Dataset rows describing interfaces:
========================================================================

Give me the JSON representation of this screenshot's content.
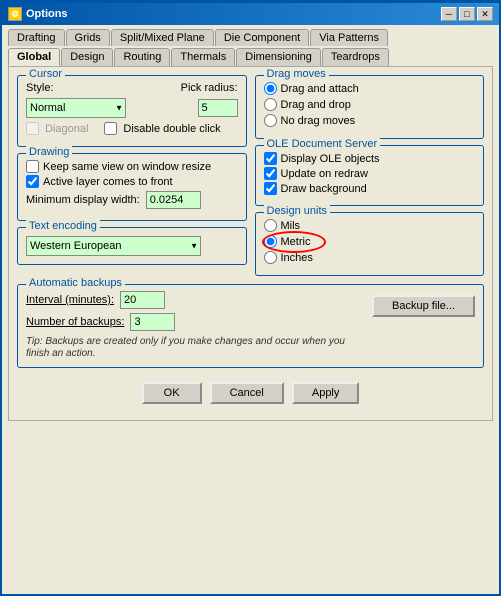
{
  "window": {
    "title": "Options",
    "icon": "⚙"
  },
  "titlebar_buttons": {
    "minimize": "─",
    "maximize": "□",
    "close": "✕"
  },
  "tabs_row1": [
    {
      "label": "Drafting",
      "active": false
    },
    {
      "label": "Grids",
      "active": false
    },
    {
      "label": "Split/Mixed Plane",
      "active": false
    },
    {
      "label": "Die Component",
      "active": false
    },
    {
      "label": "Via Patterns",
      "active": false
    }
  ],
  "tabs_row2": [
    {
      "label": "Global",
      "active": true
    },
    {
      "label": "Design",
      "active": false
    },
    {
      "label": "Routing",
      "active": false
    },
    {
      "label": "Thermals",
      "active": false
    },
    {
      "label": "Dimensioning",
      "active": false
    },
    {
      "label": "Teardrops",
      "active": false
    }
  ],
  "cursor": {
    "label": "Cursor",
    "style_label": "Style:",
    "style_value": "Normal",
    "pick_radius_label": "Pick radius:",
    "pick_radius_value": "5",
    "diagonal_label": "Diagonal",
    "disable_dbl_click_label": "Disable double click"
  },
  "drag_moves": {
    "label": "Drag moves",
    "option1": "Drag and attach",
    "option2": "Drag and drop",
    "option3": "No drag moves",
    "selected": "option1"
  },
  "drawing": {
    "label": "Drawing",
    "check1": "Keep same view on window resize",
    "check1_checked": false,
    "check2": "Active layer comes to front",
    "check2_checked": true,
    "min_display_label": "Minimum display width:",
    "min_display_value": "0.0254"
  },
  "ole_document": {
    "label": "OLE Document Server",
    "check1": "Display OLE objects",
    "check1_checked": true,
    "check2": "Update on redraw",
    "check2_checked": true,
    "check3": "Draw background",
    "check3_checked": true
  },
  "text_encoding": {
    "label": "Text encoding",
    "value": "Western European"
  },
  "design_units": {
    "label": "Design units",
    "option1": "Mils",
    "option2": "Metric",
    "option3": "Inches",
    "selected": "option2"
  },
  "auto_backups": {
    "label": "Automatic backups",
    "interval_label": "Interval (minutes):",
    "interval_value": "20",
    "num_backups_label": "Number of backups:",
    "num_backups_value": "3",
    "tip": "Tip: Backups are created only if you make changes and occur when you finish an action.",
    "backup_file_btn": "Backup file..."
  },
  "buttons": {
    "ok": "OK",
    "cancel": "Cancel",
    "apply": "Apply"
  }
}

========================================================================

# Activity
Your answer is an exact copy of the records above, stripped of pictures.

# Output of the task
Give me the JSON representation of this screenshot's content.
{
  "window": {
    "title": "Options",
    "icon": "⚙"
  },
  "titlebar_buttons": {
    "minimize": "─",
    "maximize": "□",
    "close": "✕"
  },
  "tabs_row1": [
    {
      "label": "Drafting",
      "active": false
    },
    {
      "label": "Grids",
      "active": false
    },
    {
      "label": "Split/Mixed Plane",
      "active": false
    },
    {
      "label": "Die Component",
      "active": false
    },
    {
      "label": "Via Patterns",
      "active": false
    }
  ],
  "tabs_row2": [
    {
      "label": "Global",
      "active": true
    },
    {
      "label": "Design",
      "active": false
    },
    {
      "label": "Routing",
      "active": false
    },
    {
      "label": "Thermals",
      "active": false
    },
    {
      "label": "Dimensioning",
      "active": false
    },
    {
      "label": "Teardrops",
      "active": false
    }
  ],
  "cursor": {
    "label": "Cursor",
    "style_label": "Style:",
    "style_value": "Normal",
    "pick_radius_label": "Pick radius:",
    "pick_radius_value": "5",
    "diagonal_label": "Diagonal",
    "disable_dbl_click_label": "Disable double click"
  },
  "drag_moves": {
    "label": "Drag moves",
    "option1": "Drag and attach",
    "option2": "Drag and drop",
    "option3": "No drag moves",
    "selected": "option1"
  },
  "drawing": {
    "label": "Drawing",
    "check1": "Keep same view on window resize",
    "check1_checked": false,
    "check2": "Active layer comes to front",
    "check2_checked": true,
    "min_display_label": "Minimum display width:",
    "min_display_value": "0.0254"
  },
  "ole_document": {
    "label": "OLE Document Server",
    "check1": "Display OLE objects",
    "check1_checked": true,
    "check2": "Update on redraw",
    "check2_checked": true,
    "check3": "Draw background",
    "check3_checked": true
  },
  "text_encoding": {
    "label": "Text encoding",
    "value": "Western European"
  },
  "design_units": {
    "label": "Design units",
    "option1": "Mils",
    "option2": "Metric",
    "option3": "Inches",
    "selected": "option2"
  },
  "auto_backups": {
    "label": "Automatic backups",
    "interval_label": "Interval (minutes):",
    "interval_value": "20",
    "num_backups_label": "Number of backups:",
    "num_backups_value": "3",
    "tip": "Tip: Backups are created only if you make changes and occur when you finish an action.",
    "backup_file_btn": "Backup file..."
  },
  "buttons": {
    "ok": "OK",
    "cancel": "Cancel",
    "apply": "Apply"
  }
}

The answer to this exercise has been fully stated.